RECORDS FOR THE TASK =>

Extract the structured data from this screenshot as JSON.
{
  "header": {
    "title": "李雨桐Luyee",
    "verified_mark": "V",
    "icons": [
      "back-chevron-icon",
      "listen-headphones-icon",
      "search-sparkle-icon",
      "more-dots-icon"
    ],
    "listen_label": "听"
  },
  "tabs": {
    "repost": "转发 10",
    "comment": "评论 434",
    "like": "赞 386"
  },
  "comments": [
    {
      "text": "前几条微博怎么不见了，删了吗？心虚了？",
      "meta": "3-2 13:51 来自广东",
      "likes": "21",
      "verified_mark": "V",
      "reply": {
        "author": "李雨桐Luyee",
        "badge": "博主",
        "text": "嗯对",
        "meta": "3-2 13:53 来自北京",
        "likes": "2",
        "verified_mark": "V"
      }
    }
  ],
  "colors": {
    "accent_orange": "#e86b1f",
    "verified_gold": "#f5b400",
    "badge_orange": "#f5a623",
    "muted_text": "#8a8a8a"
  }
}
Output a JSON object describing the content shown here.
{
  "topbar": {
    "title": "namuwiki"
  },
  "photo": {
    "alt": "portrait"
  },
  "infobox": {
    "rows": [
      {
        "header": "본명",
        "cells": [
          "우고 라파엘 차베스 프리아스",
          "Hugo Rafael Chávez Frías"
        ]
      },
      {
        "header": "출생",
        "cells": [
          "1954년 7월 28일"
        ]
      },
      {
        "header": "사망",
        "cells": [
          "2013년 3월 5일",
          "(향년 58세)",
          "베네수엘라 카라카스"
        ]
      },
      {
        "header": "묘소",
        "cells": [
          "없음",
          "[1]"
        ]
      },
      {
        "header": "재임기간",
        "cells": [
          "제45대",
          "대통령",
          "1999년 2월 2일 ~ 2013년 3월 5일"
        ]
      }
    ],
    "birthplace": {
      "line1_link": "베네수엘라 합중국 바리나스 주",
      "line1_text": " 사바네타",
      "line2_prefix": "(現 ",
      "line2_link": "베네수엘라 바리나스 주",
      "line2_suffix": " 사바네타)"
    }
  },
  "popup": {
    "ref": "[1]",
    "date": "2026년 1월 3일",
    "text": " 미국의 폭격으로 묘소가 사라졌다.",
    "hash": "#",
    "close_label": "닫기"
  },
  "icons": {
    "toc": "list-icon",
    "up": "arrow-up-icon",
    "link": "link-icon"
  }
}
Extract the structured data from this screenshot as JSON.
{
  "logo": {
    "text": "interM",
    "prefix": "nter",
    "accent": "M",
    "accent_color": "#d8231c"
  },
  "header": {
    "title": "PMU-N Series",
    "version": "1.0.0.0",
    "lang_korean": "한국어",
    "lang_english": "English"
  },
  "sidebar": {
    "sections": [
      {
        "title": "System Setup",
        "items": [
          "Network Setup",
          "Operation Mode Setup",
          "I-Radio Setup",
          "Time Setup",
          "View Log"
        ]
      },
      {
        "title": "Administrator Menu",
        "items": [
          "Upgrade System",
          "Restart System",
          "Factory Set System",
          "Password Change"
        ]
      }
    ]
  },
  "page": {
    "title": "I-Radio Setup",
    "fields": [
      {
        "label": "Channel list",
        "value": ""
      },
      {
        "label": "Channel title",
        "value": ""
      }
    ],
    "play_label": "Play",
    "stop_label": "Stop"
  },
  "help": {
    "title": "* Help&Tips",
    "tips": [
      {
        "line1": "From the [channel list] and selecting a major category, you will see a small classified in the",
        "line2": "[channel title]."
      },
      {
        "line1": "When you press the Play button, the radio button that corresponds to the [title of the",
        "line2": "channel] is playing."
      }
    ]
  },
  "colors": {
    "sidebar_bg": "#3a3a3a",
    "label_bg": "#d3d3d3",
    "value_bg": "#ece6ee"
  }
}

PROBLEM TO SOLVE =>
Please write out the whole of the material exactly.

EXPECTED ANSWER =>
Extract the structured data from this screenshot as JSON.
{
  "header": {
    "title": "李雨桐Luyee",
    "verified_mark": "V",
    "icons": [
      "back-chevron-icon",
      "listen-headphones-icon",
      "search-sparkle-icon",
      "more-dots-icon"
    ],
    "listen_label": "听"
  },
  "tabs": {
    "repost": "转发 10",
    "comment": "评论 434",
    "like": "赞 386"
  },
  "comments": [
    {
      "text": "前几条微博怎么不见了，删了吗？心虚了？",
      "meta": "3-2 13:51 来自广东",
      "likes": "21",
      "verified_mark": "V",
      "reply": {
        "author": "李雨桐Luyee",
        "badge": "博主",
        "text": "嗯对",
        "meta": "3-2 13:53 来自北京",
        "likes": "2",
        "verified_mark": "V"
      }
    }
  ],
  "colors": {
    "accent_orange": "#e86b1f",
    "verified_gold": "#f5b400",
    "badge_orange": "#f5a623",
    "muted_text": "#8a8a8a"
  }
}
Output a JSON object describing the content shown here.
{
  "topbar": {
    "title": "namuwiki"
  },
  "photo": {
    "alt": "portrait"
  },
  "infobox": {
    "rows": [
      {
        "header": "본명",
        "cells": [
          "우고 라파엘 차베스 프리아스",
          "Hugo Rafael Chávez Frías"
        ]
      },
      {
        "header": "출생",
        "cells": [
          "1954년 7월 28일"
        ]
      },
      {
        "header": "사망",
        "cells": [
          "2013년 3월 5일",
          "(향년 58세)",
          "베네수엘라 카라카스"
        ]
      },
      {
        "header": "묘소",
        "cells": [
          "없음",
          "[1]"
        ]
      },
      {
        "header": "재임기간",
        "cells": [
          "제45대",
          "대통령",
          "1999년 2월 2일 ~ 2013년 3월 5일"
        ]
      }
    ],
    "birthplace": {
      "line1_link": "베네수엘라 합중국 바리나스 주",
      "line1_text": " 사바네타",
      "line2_prefix": "(現 ",
      "line2_link": "베네수엘라 바리나스 주",
      "line2_suffix": " 사바네타)"
    }
  },
  "popup": {
    "ref": "[1]",
    "date": "2026년 1월 3일",
    "text": " 미국의 폭격으로 묘소가 사라졌다.",
    "hash": "#",
    "close_label": "닫기"
  },
  "icons": {
    "toc": "list-icon",
    "up": "arrow-up-icon",
    "link": "link-icon"
  }
}
Extract the structured data from this screenshot as JSON.
{
  "logo": {
    "text": "interM",
    "prefix": "nter",
    "accent": "M",
    "accent_color": "#d8231c"
  },
  "header": {
    "title": "PMU-N Series",
    "version": "1.0.0.0",
    "lang_korean": "한국어",
    "lang_english": "English"
  },
  "sidebar": {
    "sections": [
      {
        "title": "System Setup",
        "items": [
          "Network Setup",
          "Operation Mode Setup",
          "I-Radio Setup",
          "Time Setup",
          "View Log"
        ]
      },
      {
        "title": "Administrator Menu",
        "items": [
          "Upgrade System",
          "Restart System",
          "Factory Set System",
          "Password Change"
        ]
      }
    ]
  },
  "page": {
    "title": "I-Radio Setup",
    "fields": [
      {
        "label": "Channel list",
        "value": ""
      },
      {
        "label": "Channel title",
        "value": ""
      }
    ],
    "play_label": "Play",
    "stop_label": "Stop"
  },
  "help": {
    "title": "* Help&Tips",
    "tips": [
      {
        "line1": "From the [channel list] and selecting a major category, you will see a small classified in the",
        "line2": "[channel title]."
      },
      {
        "line1": "When you press the Play button, the radio button that corresponds to the [title of the",
        "line2": "channel] is playing."
      }
    ]
  },
  "colors": {
    "sidebar_bg": "#3a3a3a",
    "label_bg": "#d3d3d3",
    "value_bg": "#ece6ee"
  }
}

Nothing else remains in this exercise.